  • which hinder imports which could otherwise take place,
  • which make importation more difficult or costly than the disposal of domestic production,
    are prohibited under the Treaty.   Therefore, all trading rules which
  • cause you to physically alter your product to comply
  • and which are capable of hindering, directly or indirectly, actually or potentially, intra
    Community trade, are prohibited under EU law.   A measure hinders intra Community trade if it is designed to regulate trade, and it has an impact on the volume of sales.

In 1979, the EU came out with a key principle regarding the mutual recognition of products.
This established that each Member State must accept on its territory products which are legally produced and/or marketed in other Member States. Member States may only apply national restrictions that are justified on the grounds of

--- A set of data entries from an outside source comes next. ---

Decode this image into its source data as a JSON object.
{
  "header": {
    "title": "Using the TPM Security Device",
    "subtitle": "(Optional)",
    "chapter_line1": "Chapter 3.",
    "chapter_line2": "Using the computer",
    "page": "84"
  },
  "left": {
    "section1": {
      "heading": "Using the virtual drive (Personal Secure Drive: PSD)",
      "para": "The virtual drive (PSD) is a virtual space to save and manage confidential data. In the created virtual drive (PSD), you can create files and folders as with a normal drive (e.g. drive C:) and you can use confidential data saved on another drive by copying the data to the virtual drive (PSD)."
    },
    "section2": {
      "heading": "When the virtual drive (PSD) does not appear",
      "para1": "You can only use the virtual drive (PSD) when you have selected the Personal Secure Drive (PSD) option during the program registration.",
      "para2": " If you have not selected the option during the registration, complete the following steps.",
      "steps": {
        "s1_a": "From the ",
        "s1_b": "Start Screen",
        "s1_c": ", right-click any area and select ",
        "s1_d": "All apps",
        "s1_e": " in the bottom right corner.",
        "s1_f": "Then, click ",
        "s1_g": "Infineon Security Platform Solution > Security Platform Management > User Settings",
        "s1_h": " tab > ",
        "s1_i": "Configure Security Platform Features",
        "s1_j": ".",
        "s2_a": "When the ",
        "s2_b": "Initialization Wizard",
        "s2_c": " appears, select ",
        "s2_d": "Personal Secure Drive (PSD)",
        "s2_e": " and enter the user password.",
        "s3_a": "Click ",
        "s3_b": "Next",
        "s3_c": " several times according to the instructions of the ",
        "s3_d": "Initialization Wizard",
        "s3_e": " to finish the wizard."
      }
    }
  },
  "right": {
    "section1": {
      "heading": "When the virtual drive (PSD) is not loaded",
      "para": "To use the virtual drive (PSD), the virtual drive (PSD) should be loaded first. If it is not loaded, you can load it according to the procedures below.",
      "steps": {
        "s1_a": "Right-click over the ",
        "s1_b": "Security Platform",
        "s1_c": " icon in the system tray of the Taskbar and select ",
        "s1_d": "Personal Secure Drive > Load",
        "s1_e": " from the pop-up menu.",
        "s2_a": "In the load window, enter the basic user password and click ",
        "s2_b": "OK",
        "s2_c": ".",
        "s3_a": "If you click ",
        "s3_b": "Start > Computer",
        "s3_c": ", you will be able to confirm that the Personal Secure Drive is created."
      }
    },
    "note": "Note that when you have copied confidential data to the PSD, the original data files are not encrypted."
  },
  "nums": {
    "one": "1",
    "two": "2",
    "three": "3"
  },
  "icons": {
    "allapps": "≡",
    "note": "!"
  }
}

  • public morality, e.g. banning the importation of pornography from the Netherlands to the UK was justified on the grounds of public morality.
  • public policy;
  • public security;
  • the protection of health and life of humans, animals or plants;
  • the protection of national treasures possessing artistic, historic or archaeological value;
  • the protection of industrial and commercial property.
  • Environmental protection
  • Consumer protection
  • Fiscal supervision effectiveness
  • Protection of public health
  • Protection of workers
  • Cultural activities

Any national measures imposed must be shown to be both necessary, and proportional. Such prohibitions or restrictions must not constitute a means of arbitrary discrimination or a disguised restriction on trade between Member States.

In 1993, the European Court of Justice held that non discriminatory national measures restricting or prohibiting selling arrangements were held to be permissible. Selling arrangements basically covers what you can sell, how you sell it, and where.

Finally, under the free movement of goods rules Member States are forbidden to impose customs duties on imports and exports between Member States. Nor are they allowed to impose charges which have the same effect as customs duties.